Written by University of Oxford student, Benjamin Lange
Important Decision: Imagine that you are about to finish your philosophy PhD and are faced with the following two choices: You can either accept a postdoctoral position at a prestigious university or you can take up a job that will enable you to positively impact the lives of other people who are very badly off. Suppose further that you would strongly prefer to become a philosopher. However, you are having second thoughts. It’s also clear to you that you could spend your time and energy in a more beneficial way by helping others. And you recognise that you have strong moral reason to do so.
With this in mind, and standing at this important juncture in your life and career you now ask yourself:

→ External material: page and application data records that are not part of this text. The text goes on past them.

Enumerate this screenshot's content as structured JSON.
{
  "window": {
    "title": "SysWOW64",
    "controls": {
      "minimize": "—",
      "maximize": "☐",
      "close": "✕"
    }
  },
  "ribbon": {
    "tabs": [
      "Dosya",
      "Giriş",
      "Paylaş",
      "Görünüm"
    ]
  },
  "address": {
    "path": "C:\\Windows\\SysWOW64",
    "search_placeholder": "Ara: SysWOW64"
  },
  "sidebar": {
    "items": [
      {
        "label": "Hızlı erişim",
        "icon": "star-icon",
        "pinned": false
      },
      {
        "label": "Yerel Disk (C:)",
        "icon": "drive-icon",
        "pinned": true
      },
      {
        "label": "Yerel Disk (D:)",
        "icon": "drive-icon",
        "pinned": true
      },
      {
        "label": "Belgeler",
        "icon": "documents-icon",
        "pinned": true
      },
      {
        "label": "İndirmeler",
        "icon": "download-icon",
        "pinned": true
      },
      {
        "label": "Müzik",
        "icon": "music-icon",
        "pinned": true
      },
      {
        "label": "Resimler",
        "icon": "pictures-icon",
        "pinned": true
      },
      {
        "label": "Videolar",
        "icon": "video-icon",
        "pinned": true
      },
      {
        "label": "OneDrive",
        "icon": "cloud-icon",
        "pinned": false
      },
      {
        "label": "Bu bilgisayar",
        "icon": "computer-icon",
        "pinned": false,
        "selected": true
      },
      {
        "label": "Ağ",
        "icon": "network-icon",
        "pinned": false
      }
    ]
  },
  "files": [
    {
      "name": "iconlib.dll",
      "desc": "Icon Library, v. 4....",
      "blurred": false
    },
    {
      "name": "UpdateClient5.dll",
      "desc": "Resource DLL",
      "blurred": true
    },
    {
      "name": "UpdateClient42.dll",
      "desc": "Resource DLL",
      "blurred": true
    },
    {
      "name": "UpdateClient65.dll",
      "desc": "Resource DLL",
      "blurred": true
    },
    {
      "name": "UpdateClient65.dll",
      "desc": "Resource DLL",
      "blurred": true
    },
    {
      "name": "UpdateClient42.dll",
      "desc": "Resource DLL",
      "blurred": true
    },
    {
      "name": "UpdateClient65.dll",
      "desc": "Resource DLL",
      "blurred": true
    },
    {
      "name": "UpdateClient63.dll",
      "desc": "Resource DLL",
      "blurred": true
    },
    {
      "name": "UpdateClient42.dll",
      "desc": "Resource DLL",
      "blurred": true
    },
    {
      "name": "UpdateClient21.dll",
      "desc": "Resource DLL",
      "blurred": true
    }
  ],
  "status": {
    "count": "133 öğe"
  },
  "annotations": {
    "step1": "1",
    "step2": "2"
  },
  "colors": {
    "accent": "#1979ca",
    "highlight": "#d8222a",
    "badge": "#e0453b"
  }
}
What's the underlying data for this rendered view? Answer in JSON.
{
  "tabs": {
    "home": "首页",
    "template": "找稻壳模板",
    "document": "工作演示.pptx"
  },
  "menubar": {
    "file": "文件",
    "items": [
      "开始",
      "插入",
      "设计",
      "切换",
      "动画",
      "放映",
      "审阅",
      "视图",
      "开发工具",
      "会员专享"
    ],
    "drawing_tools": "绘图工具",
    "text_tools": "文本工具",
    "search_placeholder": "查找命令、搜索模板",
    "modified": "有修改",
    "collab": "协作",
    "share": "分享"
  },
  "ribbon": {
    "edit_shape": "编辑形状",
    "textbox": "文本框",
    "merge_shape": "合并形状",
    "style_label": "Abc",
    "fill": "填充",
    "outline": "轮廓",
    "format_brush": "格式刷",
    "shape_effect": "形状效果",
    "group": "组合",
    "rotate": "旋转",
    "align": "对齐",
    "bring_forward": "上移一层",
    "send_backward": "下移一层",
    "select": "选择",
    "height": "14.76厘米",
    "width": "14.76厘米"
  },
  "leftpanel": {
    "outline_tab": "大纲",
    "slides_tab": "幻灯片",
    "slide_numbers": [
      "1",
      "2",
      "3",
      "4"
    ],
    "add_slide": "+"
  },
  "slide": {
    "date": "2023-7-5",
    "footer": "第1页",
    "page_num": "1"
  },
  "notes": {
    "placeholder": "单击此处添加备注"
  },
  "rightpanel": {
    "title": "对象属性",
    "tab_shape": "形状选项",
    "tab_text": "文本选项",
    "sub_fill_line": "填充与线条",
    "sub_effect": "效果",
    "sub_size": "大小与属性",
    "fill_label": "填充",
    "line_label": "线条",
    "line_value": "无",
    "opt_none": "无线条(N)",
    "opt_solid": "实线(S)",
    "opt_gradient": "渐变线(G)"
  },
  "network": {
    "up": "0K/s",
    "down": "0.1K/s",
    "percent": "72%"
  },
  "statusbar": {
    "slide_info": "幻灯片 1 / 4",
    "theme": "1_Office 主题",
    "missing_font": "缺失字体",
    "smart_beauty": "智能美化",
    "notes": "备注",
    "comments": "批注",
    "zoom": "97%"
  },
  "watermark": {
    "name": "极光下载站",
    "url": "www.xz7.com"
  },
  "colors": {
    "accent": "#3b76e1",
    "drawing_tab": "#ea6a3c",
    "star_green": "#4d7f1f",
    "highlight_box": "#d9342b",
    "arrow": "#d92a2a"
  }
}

“Given that there is some moral leeway, am I justified in pursing a philosophical (minimally helpful) career even though I could also choose a (more helpful) altruistic career?”
How would you answer?
The above is one particular instance of the more general question of whether we are justified in prioritising our own plans and commitments over the demands of morality. Call this question the Big Question.
From a practical perspective, the Big Question is among most important questions that we can ask, since we spend around 80,000 hours in a career over our lifetime. This is not only a big chunk of our lives generally, but also time that we could use to have a positive impact on the world. At the same time, the question is so obvious that hardly anyone seriously considers it—we take it as a given that we have moral leeway to pursue projects that are important for us.
The views, opinions and positions expressed by these authors and blogs are theirs and do not necessarily represent that of the Bioethics Research Library and Kennedy Institute of Ethics or Georgetown University.